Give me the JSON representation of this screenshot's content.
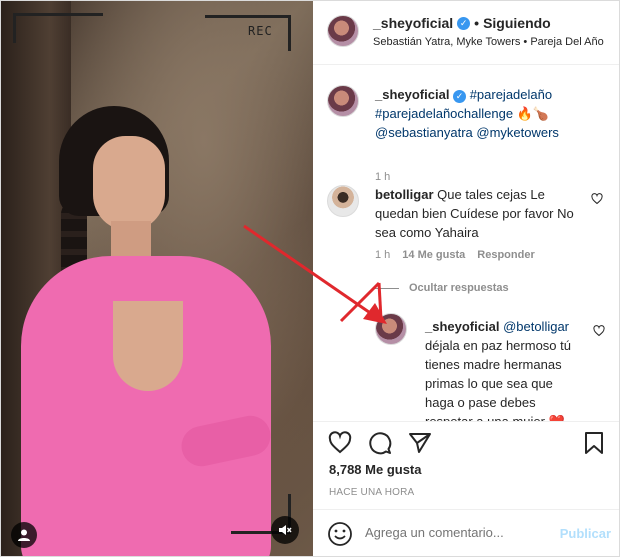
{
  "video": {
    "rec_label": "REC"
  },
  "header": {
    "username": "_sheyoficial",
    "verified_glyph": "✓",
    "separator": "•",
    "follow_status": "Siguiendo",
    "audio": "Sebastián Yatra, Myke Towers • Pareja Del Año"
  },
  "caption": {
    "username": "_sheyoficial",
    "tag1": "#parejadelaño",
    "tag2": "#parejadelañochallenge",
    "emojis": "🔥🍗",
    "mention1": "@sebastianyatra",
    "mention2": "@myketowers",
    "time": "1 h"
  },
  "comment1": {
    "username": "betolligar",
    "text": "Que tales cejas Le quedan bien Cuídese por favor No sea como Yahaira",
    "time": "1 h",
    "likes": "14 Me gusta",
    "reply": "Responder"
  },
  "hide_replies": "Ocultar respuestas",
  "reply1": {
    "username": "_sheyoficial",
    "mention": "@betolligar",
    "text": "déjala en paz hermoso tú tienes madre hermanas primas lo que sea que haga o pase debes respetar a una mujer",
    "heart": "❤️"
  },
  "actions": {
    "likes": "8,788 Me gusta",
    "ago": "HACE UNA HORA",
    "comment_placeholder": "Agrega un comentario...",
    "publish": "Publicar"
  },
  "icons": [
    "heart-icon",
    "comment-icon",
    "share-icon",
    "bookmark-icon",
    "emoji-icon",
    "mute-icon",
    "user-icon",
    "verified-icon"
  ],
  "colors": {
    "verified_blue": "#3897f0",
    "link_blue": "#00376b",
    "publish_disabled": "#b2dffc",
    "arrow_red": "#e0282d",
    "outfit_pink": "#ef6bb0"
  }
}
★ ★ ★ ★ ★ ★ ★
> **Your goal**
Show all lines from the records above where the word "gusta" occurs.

> **Reply**
    "likes": "14 Me gusta",
    "likes": "8,788 Me gusta",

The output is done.